While these statistics are atrocious and give a background reason for any and every soldier to suffer from PTSD or assorted psychological problems, one has to wonder what the statistics are for the Afghani people. How many of them have been injured, had an acquaintance killed, a loved one murdered, a bomb go off nearby? How many of them have had times of great fear, fear for their own lives, fear for their children’s lives? How many Afghanis (and this can also be asked about Iraqis and Libyans and Palestinians…) have had to deal with traumatic conditions of leaving their homes, or having their homes destroyed, and then finding somewhere else, hopefully safer, to live? How many of them have any sort of coping system, a knowledge that these horrible times will soon come to an end and that they and their families and communities can get on with a normal life? What do people under these conditions do? So sections of the US media talk of Bales suffering from PTSD as an explanation for his alleged actions, but when is that consideration ever put forward when any Afghani (etc.) carries out a violent action?

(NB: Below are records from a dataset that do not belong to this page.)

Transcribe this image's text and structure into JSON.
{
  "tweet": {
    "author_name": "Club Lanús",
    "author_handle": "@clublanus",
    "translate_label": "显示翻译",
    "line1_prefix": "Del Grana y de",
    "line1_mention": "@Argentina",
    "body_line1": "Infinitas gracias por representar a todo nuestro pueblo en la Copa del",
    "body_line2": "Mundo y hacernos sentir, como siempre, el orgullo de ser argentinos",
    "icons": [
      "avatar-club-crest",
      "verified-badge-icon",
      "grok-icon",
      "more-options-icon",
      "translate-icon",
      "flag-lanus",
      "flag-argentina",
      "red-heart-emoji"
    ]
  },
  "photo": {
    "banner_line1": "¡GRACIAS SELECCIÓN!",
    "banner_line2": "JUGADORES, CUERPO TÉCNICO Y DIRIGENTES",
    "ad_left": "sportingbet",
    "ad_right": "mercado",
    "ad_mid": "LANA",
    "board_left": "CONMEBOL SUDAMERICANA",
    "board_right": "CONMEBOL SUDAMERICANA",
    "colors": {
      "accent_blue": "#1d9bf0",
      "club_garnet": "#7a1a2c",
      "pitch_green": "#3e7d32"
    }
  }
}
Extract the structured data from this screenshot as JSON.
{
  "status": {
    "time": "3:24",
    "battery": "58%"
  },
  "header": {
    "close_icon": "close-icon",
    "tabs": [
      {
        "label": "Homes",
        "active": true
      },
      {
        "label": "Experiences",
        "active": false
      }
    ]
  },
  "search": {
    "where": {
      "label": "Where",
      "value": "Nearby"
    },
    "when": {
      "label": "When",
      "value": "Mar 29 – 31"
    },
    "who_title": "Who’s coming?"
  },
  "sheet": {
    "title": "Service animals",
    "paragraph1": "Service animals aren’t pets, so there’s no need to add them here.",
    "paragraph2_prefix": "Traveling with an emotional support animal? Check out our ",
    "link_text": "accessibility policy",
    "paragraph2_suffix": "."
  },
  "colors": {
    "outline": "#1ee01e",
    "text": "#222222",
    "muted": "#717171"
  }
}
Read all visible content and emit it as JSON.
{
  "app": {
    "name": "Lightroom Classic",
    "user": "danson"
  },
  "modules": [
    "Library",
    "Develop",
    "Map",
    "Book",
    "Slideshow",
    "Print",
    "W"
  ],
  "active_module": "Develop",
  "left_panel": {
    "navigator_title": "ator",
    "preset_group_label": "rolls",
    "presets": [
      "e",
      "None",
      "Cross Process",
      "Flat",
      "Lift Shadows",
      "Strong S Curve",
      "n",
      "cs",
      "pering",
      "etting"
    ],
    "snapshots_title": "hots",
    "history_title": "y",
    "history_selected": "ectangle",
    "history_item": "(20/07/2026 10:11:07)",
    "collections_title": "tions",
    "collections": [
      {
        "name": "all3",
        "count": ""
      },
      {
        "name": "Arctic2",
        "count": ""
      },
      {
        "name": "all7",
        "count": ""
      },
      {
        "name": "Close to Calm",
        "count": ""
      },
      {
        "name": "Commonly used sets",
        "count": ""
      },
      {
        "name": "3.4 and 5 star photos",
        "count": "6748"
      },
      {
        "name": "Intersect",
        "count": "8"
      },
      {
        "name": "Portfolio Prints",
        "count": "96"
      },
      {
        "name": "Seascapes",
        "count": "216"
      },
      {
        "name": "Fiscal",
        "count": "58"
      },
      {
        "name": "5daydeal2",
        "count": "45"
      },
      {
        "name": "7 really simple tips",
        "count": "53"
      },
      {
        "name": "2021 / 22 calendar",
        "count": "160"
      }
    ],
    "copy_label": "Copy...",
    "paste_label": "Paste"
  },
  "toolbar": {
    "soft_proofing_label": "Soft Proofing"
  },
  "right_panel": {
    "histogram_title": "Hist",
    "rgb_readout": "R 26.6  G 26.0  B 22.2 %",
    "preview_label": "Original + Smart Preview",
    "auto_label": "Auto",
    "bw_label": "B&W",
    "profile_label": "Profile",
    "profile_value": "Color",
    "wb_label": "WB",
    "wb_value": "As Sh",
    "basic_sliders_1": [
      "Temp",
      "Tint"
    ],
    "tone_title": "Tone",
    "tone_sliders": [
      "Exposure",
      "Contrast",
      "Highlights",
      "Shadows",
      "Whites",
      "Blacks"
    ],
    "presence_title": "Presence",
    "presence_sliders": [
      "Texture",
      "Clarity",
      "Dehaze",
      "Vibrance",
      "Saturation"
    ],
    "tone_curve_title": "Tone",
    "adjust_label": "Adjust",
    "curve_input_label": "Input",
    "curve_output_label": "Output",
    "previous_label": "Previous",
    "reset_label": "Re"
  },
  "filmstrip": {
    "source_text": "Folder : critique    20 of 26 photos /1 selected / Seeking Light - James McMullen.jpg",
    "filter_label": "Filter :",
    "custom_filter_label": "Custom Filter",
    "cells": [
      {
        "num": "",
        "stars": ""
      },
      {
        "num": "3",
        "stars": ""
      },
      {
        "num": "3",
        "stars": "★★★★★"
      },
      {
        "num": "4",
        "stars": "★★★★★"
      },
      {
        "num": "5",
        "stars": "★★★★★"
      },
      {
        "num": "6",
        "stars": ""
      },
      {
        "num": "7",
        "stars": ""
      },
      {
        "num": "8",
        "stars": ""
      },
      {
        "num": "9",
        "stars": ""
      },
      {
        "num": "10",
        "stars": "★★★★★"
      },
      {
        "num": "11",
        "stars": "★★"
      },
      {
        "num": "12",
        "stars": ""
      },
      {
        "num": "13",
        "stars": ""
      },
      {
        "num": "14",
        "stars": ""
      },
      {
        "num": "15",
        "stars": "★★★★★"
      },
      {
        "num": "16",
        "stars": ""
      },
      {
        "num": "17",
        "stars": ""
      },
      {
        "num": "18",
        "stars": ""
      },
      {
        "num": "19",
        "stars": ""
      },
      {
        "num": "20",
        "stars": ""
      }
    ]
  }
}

25 March 2012
The International Covenant on Economic, Social and Cultural Rights is one of the three instruments making up the International Bill of Rights (the International Covenant on Civil and Political Rights and the Universal Declaration of Human Rights being the other two). Article 2 of the ICESCR imposes the principle of “progressive realization” on all parties to the ICESCR. The civil and political rights of the ICCPR and the economic, social and cultural rights of the ICESCR are complementary rights—i.e., one set of rights without the other is degraded in value.
One hundred sixty nations are parties and signatories to the ICESCR. The United States is not one of them, having signed but not having ratified the Covenant. As such, the US is not obligated to work toward the provision of such basic human rights as health care, education and housing, preferring to view these as for-profit industries.
Signing the ICESCR does not guarantee that a government will ensure the provision of these rights. The rights must first be entrenched in domestic legislation. Even then, as recent events in Quebec have demonstrated in a province whose national government has signed and ratified the Covenant, these rights can be attacked by capitalist governments. Canadian citizens have remedies at international law to address their grievances, however. American students have no such remedies.
America encourages its young people to pursue higher education knowing that an educated workforce benefits not only the recipients of that education but the country as a whole, including employers. It is yet another act of hypocrisy on the part of a capitalist class that promotes the doctrine of “user pays,” that employers and the nation as a whole should benefit from the existence of an educated workforce yet should expect those future workers to bear the cost of that education. A nation that routinely wastes trillions of dollars on vicious wars in Afghanistan and Iraq can easily fund free universal education through the tertiary level.
24 March 2012